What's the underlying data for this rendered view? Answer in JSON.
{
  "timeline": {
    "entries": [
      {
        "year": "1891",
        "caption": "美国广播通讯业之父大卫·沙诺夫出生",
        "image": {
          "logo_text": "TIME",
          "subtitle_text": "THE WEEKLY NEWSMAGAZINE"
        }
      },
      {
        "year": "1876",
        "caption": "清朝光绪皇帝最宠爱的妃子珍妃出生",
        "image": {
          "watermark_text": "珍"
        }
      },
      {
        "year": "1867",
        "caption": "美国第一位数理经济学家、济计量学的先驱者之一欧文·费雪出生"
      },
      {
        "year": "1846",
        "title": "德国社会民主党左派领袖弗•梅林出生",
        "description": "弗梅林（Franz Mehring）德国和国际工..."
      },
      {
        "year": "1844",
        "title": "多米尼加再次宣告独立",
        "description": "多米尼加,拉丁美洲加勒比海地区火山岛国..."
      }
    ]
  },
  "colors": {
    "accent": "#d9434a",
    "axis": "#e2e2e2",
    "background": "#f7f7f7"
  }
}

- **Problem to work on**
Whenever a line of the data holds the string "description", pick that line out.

- **Final answer**
        "description": "弗梅林（Franz Mehring）德国和国际工..."
        "description": "多米尼加,拉丁美洲加勒比海地区火山岛国..."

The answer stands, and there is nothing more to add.